Work to complete. Check the records below line by line for the string "title". Give the number of lines that contain it and nothing else.

Material provided.

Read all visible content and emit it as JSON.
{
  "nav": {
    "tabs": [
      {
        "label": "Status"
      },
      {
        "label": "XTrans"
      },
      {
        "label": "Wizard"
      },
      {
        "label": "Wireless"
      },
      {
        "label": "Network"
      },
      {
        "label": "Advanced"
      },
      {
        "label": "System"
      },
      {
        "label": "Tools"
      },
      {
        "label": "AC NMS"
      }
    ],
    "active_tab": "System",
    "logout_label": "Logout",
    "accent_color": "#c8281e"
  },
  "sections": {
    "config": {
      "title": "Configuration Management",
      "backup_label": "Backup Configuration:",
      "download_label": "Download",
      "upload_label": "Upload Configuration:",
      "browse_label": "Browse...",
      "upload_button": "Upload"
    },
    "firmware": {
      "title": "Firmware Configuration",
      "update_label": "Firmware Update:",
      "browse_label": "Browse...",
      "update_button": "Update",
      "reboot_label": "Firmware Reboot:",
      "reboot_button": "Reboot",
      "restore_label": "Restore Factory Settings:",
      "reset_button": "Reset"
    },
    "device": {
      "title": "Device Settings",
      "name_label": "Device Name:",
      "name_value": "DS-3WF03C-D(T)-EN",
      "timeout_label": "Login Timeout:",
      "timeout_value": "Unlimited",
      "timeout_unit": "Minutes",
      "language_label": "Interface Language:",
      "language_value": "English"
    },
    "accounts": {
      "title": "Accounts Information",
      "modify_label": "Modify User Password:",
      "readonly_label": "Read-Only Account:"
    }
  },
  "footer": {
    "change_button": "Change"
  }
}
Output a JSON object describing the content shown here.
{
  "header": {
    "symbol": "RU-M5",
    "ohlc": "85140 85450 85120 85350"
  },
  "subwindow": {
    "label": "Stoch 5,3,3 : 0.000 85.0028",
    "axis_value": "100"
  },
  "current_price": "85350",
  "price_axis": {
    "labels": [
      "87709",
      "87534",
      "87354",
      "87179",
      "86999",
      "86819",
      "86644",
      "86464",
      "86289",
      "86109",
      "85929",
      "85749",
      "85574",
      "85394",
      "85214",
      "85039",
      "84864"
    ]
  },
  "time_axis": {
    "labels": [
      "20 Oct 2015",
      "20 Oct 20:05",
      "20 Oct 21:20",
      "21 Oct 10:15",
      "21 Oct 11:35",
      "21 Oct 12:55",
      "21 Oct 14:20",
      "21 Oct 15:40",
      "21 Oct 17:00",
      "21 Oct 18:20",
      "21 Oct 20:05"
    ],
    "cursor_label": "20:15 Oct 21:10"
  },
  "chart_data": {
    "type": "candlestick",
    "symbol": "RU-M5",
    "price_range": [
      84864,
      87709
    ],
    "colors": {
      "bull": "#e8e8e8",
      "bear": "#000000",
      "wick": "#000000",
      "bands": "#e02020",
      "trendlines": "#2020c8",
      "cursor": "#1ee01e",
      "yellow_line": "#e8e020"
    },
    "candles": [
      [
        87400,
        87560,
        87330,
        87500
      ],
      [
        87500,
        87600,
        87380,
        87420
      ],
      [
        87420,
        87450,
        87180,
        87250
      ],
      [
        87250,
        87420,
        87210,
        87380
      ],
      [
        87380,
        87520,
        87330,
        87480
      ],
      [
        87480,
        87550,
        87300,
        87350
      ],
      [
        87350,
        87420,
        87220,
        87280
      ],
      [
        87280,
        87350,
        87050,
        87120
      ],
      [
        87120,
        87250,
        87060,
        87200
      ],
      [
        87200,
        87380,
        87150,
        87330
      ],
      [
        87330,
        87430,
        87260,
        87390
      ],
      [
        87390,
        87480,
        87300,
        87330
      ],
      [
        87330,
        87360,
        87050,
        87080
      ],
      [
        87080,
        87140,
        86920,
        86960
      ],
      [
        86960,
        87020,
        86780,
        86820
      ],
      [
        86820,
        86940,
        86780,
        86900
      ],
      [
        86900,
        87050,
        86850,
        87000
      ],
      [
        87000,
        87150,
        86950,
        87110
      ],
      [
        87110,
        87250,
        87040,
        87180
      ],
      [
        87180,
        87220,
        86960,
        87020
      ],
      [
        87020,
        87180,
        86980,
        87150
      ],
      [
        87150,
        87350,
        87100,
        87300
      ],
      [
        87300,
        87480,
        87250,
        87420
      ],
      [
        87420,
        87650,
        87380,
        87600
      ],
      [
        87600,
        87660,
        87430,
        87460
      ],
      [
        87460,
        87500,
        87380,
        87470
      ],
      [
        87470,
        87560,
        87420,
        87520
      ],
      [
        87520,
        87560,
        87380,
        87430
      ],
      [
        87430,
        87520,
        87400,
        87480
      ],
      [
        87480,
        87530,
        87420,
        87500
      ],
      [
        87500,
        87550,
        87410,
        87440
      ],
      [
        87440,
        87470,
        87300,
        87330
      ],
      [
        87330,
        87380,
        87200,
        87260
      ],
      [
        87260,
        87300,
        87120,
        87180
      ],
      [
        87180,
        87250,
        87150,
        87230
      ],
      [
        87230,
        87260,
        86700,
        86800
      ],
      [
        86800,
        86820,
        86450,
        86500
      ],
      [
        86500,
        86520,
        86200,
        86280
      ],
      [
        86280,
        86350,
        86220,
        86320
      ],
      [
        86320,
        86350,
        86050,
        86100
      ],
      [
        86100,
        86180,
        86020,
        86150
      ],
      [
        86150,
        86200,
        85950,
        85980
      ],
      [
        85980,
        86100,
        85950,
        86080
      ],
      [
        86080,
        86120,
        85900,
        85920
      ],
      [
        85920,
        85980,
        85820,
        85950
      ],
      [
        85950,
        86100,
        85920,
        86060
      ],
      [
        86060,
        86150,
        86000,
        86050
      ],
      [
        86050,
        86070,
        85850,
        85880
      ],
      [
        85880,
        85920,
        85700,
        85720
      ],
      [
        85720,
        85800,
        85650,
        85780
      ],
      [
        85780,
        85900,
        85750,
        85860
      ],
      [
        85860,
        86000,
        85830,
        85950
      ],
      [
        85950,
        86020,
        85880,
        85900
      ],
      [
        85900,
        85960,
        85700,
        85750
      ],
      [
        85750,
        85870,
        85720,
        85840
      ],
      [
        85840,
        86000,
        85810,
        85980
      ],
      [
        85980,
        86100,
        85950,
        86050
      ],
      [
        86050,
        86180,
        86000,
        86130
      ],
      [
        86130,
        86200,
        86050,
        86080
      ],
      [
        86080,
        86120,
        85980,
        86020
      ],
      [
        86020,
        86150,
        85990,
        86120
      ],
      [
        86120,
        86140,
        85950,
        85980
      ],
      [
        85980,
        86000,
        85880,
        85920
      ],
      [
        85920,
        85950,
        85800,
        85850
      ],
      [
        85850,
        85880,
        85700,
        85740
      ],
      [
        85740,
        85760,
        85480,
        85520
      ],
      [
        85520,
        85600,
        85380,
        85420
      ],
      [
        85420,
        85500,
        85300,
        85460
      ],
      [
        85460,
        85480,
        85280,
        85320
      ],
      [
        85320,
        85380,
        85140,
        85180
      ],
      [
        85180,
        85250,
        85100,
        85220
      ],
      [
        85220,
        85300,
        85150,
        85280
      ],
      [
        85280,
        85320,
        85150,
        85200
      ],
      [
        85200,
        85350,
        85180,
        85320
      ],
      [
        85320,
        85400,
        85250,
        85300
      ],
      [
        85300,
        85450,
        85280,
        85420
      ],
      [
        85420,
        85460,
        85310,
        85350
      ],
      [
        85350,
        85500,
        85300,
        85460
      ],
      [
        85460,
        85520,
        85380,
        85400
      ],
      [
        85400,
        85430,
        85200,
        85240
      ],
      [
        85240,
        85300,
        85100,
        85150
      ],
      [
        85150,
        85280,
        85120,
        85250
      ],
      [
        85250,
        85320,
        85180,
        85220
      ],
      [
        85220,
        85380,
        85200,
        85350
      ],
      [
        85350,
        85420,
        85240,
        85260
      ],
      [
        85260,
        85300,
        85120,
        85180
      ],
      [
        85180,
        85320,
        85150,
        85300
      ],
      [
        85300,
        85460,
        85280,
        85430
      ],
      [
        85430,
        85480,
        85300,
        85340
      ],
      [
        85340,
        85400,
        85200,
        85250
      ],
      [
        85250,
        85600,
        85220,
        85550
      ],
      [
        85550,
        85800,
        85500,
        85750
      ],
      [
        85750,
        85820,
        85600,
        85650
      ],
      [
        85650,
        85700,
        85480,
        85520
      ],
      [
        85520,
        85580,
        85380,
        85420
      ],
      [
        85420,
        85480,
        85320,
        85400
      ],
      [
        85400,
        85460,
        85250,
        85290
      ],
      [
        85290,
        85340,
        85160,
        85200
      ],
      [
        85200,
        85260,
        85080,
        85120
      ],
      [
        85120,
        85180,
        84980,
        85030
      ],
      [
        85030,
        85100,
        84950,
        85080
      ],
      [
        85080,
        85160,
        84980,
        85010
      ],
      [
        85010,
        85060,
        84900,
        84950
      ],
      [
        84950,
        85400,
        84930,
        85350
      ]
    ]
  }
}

Task output. 4